What you will do: Could you repeat the whole listing below exactly as it stands?

++++

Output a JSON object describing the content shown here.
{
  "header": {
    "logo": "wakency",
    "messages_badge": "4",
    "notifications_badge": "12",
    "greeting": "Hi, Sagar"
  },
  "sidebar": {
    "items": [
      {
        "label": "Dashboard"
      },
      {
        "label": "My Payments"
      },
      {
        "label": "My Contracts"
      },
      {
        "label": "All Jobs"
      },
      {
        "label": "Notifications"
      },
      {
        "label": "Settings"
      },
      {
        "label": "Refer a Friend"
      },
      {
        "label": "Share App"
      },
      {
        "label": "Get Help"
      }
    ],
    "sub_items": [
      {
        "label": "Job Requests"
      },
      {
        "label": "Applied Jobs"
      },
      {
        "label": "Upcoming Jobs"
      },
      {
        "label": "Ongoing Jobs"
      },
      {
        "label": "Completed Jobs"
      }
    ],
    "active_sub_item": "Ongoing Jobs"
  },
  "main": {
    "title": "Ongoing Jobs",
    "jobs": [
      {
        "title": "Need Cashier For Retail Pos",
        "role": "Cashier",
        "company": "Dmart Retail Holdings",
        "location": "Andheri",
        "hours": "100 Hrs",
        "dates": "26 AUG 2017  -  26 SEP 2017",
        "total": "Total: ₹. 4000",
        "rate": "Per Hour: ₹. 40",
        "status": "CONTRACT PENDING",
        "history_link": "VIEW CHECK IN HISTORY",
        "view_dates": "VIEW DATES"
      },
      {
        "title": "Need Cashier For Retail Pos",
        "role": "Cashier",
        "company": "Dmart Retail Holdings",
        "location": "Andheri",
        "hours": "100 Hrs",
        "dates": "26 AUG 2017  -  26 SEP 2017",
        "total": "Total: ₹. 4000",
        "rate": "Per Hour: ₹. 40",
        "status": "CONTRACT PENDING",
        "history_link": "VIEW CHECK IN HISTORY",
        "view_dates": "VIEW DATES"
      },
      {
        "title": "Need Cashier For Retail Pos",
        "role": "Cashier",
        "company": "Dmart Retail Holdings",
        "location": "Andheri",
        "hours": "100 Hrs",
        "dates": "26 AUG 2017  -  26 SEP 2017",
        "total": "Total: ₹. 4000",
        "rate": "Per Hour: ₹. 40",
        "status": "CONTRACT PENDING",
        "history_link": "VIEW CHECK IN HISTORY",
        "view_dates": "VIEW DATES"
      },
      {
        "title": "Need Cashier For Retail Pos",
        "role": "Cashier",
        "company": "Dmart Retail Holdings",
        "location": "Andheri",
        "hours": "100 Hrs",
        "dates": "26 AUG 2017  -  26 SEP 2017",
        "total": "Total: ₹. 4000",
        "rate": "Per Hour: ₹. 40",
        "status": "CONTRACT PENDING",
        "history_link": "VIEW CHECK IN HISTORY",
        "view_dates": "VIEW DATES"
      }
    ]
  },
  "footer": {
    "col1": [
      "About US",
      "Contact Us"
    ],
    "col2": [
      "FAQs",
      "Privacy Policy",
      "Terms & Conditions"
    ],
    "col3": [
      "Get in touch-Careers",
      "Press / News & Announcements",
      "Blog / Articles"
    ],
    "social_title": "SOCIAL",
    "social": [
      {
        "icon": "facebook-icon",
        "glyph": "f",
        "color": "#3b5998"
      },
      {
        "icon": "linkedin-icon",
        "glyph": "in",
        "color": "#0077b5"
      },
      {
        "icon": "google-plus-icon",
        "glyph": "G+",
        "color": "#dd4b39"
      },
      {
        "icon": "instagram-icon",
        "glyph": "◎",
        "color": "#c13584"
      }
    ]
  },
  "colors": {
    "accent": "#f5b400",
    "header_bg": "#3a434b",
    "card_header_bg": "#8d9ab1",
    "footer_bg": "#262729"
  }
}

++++

Answer area:
Output a JSON object describing the content shown here.
{
  "header": {
    "logo": "wakency",
    "messages_badge": "4",
    "notifications_badge": "12",
    "greeting": "Hi, Sagar"
  },
  "sidebar": {
    "items": [
      {
        "label": "Dashboard"
      },
      {
        "label": "My Payments"
      },
      {
        "label": "My Contracts"
      },
      {
        "label": "All Jobs"
      },
      {
        "label": "Notifications"
      },
      {
        "label": "Settings"
      },
      {
        "label": "Refer a Friend"
      },
      {
        "label": "Share App"
      },
      {
        "label": "Get Help"
      }
    ],
    "sub_items": [
      {
        "label": "Job Requests"
      },
      {
        "label": "Applied Jobs"
      },
      {
        "label": "Upcoming Jobs"
      },
      {
        "label": "Ongoing Jobs"
      },
      {
        "label": "Completed Jobs"
      }
    ],
    "active_sub_item": "Ongoing Jobs"
  },
  "main": {
    "title": "Ongoing Jobs",
    "jobs": [
      {
        "title": "Need Cashier For Retail Pos",
        "role": "Cashier",
        "company": "Dmart Retail Holdings",
        "location": "Andheri",
        "hours": "100 Hrs",
        "dates": "26 AUG 2017  -  26 SEP 2017",
        "total": "Total: ₹. 4000",
        "rate": "Per Hour: ₹. 40",
        "status": "CONTRACT PENDING",
        "history_link": "VIEW CHECK IN HISTORY",
        "view_dates": "VIEW DATES"
      },
      {
        "title": "Need Cashier For Retail Pos",
        "role": "Cashier",
        "company": "Dmart Retail Holdings",
        "location": "Andheri",
        "hours": "100 Hrs",
        "dates": "26 AUG 2017  -  26 SEP 2017",
        "total": "Total: ₹. 4000",
        "rate": "Per Hour: ₹. 40",
        "status": "CONTRACT PENDING",
        "history_link": "VIEW CHECK IN HISTORY",
        "view_dates": "VIEW DATES"
      },
      {
        "title": "Need Cashier For Retail Pos",
        "role": "Cashier",
        "company": "Dmart Retail Holdings",
        "location": "Andheri",
        "hours": "100 Hrs",
        "dates": "26 AUG 2017  -  26 SEP 2017",
        "total": "Total: ₹. 4000",
        "rate": "Per Hour: ₹. 40",
        "status": "CONTRACT PENDING",
        "history_link": "VIEW CHECK IN HISTORY",
        "view_dates": "VIEW DATES"
      },
      {
        "title": "Need Cashier For Retail Pos",
        "role": "Cashier",
        "company": "Dmart Retail Holdings",
        "location": "Andheri",
        "hours": "100 Hrs",
        "dates": "26 AUG 2017  -  26 SEP 2017",
        "total": "Total: ₹. 4000",
        "rate": "Per Hour: ₹. 40",
        "status": "CONTRACT PENDING",
        "history_link": "VIEW CHECK IN HISTORY",
        "view_dates": "VIEW DATES"
      }
    ]
  },
  "footer": {
    "col1": [
      "About US",
      "Contact Us"
    ],
    "col2": [
      "FAQs",
      "Privacy Policy",
      "Terms & Conditions"
    ],
    "col3": [
      "Get in touch-Careers",
      "Press / News & Announcements",
      "Blog / Articles"
    ],
    "social_title": "SOCIAL",
    "social": [
      {
        "icon": "facebook-icon",
        "glyph": "f",
        "color": "#3b5998"
      },
      {
        "icon": "linkedin-icon",
        "glyph": "in",
        "color": "#0077b5"
      },
      {
        "icon": "google-plus-icon",
        "glyph": "G+",
        "color": "#dd4b39"
      },
      {
        "icon": "instagram-icon",
        "glyph": "◎",
        "color": "#c13584"
      }
    ]
  },
  "colors": {
    "accent": "#f5b400",
    "header_bg": "#3a434b",
    "card_header_bg": "#8d9ab1",
    "footer_bg": "#262729"
  }
}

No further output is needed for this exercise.